- Currency is within 0.3 percent of weakest close since 2010
- China’s economy has yet to hit bottom, DBS Group says
The offshore yuan fell toward the weakest closing level in more than five years amid concern China’s policy makers will guide the currency lower to boost economic growth.
The nation is more likely to fine-tune monetary policy in the second half, with targeted cuts in bank reserve-requirement ratios as the economy faces pressure, according to a front page commentary in the state-run China Securities Journal. The People’s Bank of China weakened the yuan’s daily reference rate by 0.18 percent on Tuesday, extending the past month’s cuts to 1.2 percent.
“The trend of depreciation will continue as China’s economy hasn’t hit bottom,” said Nathan Chow, an economist at DBS Group Holdings Ltd. in Hong Kong. “A sharp yuan depreciation versus the greenback will reignite panic and lead to a fund exodus, so the decline will be gradual.”

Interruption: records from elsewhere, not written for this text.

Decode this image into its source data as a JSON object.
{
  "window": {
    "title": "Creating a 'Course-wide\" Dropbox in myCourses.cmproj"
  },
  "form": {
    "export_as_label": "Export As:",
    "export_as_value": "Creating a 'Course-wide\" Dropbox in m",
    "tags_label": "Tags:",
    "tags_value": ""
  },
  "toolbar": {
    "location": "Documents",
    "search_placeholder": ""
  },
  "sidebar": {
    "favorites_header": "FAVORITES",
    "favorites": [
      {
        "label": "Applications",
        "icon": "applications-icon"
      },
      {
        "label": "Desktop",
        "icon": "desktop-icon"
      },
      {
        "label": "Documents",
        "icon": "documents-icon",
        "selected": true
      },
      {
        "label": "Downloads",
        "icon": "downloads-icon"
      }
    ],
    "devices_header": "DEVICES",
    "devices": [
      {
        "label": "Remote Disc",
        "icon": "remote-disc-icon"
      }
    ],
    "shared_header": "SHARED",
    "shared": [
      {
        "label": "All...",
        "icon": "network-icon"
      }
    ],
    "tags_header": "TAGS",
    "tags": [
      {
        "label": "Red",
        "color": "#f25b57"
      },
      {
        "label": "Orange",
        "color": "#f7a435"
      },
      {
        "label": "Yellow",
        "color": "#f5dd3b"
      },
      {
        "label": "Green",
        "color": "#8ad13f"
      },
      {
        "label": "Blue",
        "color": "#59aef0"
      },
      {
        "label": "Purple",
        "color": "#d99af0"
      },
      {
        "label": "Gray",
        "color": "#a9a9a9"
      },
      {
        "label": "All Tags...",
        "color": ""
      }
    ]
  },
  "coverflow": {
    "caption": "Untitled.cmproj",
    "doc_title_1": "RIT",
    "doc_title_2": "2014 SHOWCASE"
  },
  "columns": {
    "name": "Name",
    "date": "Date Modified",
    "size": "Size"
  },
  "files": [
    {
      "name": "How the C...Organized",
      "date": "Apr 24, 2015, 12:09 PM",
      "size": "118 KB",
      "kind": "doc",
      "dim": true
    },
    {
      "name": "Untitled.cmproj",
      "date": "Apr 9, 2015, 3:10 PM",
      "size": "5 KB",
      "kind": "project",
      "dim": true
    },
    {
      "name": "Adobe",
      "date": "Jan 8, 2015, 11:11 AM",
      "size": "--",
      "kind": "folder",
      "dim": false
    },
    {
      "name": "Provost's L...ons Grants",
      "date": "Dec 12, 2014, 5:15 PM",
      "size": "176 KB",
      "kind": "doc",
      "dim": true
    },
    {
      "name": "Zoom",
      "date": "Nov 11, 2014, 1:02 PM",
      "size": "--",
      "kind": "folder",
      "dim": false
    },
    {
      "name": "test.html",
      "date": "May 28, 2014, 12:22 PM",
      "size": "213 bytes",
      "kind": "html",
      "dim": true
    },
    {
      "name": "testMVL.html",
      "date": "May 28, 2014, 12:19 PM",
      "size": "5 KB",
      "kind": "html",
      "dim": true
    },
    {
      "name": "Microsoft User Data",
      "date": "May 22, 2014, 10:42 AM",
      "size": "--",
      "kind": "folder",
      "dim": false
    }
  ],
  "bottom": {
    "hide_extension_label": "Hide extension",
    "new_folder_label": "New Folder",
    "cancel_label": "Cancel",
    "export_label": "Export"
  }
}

The yuan traded in Hong Kong’s offshore market declined 0.2 percent to 6.6863 a dollar as of 4:46 p.m., within 0.2 percent of the closing price on Jan. 6 that was the lowest since September 2010. The onshore rate dropped as much as 0.09 percent to 6.6715, the weakest since December 2010. A Bloomberg replica of a 13-currency index tracked by the PBOC dropped 0.2 percent to 94.4803.
China’s central bank has allowed the yuan to fall at a faster rate against the basket of peers than versus the dollar this year as it sought to support the nation’s exporters and prevent destabilizing outflows. China’s GDP growth is forecast to slow to 6.5 percent this year from 6.9 percent in 2015, the lowest in a quarter century, according to estimates compiled by Bloomberg.
— With assistance by Tian Chen